----- Source material

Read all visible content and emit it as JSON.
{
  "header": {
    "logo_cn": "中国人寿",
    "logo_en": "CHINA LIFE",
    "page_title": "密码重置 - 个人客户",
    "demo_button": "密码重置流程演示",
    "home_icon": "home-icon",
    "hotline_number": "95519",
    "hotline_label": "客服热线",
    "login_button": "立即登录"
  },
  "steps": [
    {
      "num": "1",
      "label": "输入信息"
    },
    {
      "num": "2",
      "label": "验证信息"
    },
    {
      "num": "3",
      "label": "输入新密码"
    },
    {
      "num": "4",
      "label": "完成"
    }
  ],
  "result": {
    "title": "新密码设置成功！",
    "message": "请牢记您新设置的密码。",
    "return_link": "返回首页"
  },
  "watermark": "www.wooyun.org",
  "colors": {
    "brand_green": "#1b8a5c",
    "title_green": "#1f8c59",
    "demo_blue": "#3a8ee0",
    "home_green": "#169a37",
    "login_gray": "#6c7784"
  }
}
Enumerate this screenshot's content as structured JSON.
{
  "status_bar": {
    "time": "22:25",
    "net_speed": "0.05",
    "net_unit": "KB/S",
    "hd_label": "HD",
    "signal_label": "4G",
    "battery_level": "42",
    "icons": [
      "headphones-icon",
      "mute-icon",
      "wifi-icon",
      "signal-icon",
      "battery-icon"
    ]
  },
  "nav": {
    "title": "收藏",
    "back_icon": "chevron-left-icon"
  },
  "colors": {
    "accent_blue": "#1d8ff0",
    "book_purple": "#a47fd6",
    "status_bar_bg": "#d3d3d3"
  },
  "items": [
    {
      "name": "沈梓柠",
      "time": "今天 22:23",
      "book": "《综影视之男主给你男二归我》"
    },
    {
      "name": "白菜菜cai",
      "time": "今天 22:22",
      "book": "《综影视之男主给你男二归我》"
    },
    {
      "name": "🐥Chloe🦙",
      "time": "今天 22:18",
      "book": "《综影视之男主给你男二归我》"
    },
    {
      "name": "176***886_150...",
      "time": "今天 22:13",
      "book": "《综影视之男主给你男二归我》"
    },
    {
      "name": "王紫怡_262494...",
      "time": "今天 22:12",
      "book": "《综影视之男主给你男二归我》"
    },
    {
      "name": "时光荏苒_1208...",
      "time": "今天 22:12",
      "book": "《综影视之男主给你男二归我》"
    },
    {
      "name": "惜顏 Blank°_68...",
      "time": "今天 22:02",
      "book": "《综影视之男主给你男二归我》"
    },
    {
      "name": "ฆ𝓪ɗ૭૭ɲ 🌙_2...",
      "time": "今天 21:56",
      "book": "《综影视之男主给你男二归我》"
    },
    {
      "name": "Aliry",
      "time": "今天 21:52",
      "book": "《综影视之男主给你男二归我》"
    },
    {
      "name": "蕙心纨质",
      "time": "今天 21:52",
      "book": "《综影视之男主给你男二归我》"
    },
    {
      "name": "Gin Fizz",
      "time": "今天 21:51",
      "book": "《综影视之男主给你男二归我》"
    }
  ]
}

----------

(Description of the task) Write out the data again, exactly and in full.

(Task answer)
Read all visible content and emit it as JSON.
{
  "header": {
    "logo_cn": "中国人寿",
    "logo_en": "CHINA LIFE",
    "page_title": "密码重置 - 个人客户",
    "demo_button": "密码重置流程演示",
    "home_icon": "home-icon",
    "hotline_number": "95519",
    "hotline_label": "客服热线",
    "login_button": "立即登录"
  },
  "steps": [
    {
      "num": "1",
      "label": "输入信息"
    },
    {
      "num": "2",
      "label": "验证信息"
    },
    {
      "num": "3",
      "label": "输入新密码"
    },
    {
      "num": "4",
      "label": "完成"
    }
  ],
  "result": {
    "title": "新密码设置成功！",
    "message": "请牢记您新设置的密码。",
    "return_link": "返回首页"
  },
  "watermark": "www.wooyun.org",
  "colors": {
    "brand_green": "#1b8a5c",
    "title_green": "#1f8c59",
    "demo_blue": "#3a8ee0",
    "home_green": "#169a37",
    "login_gray": "#6c7784"
  }
}
Enumerate this screenshot's content as structured JSON.
{
  "status_bar": {
    "time": "22:25",
    "net_speed": "0.05",
    "net_unit": "KB/S",
    "hd_label": "HD",
    "signal_label": "4G",
    "battery_level": "42",
    "icons": [
      "headphones-icon",
      "mute-icon",
      "wifi-icon",
      "signal-icon",
      "battery-icon"
    ]
  },
  "nav": {
    "title": "收藏",
    "back_icon": "chevron-left-icon"
  },
  "colors": {
    "accent_blue": "#1d8ff0",
    "book_purple": "#a47fd6",
    "status_bar_bg": "#d3d3d3"
  },
  "items": [
    {
      "name": "沈梓柠",
      "time": "今天 22:23",
      "book": "《综影视之男主给你男二归我》"
    },
    {
      "name": "白菜菜cai",
      "time": "今天 22:22",
      "book": "《综影视之男主给你男二归我》"
    },
    {
      "name": "🐥Chloe🦙",
      "time": "今天 22:18",
      "book": "《综影视之男主给你男二归我》"
    },
    {
      "name": "176***886_150...",
      "time": "今天 22:13",
      "book": "《综影视之男主给你男二归我》"
    },
    {
      "name": "王紫怡_262494...",
      "time": "今天 22:12",
      "book": "《综影视之男主给你男二归我》"
    },
    {
      "name": "时光荏苒_1208...",
      "time": "今天 22:12",
      "book": "《综影视之男主给你男二归我》"
    },
    {
      "name": "惜顏 Blank°_68...",
      "time": "今天 22:02",
      "book": "《综影视之男主给你男二归我》"
    },
    {
      "name": "ฆ𝓪ɗ૭૭ɲ 🌙_2...",
      "time": "今天 21:56",
      "book": "《综影视之男主给你男二归我》"
    },
    {
      "name": "Aliry",
      "time": "今天 21:52",
      "book": "《综影视之男主给你男二归我》"
    },
    {
      "name": "蕙心纨质",
      "time": "今天 21:52",
      "book": "《综影视之男主给你男二归我》"
    },
    {
      "name": "Gin Fizz",
      "time": "今天 21:51",
      "book": "《综影视之男主给你男二归我》"
    }
  ]
}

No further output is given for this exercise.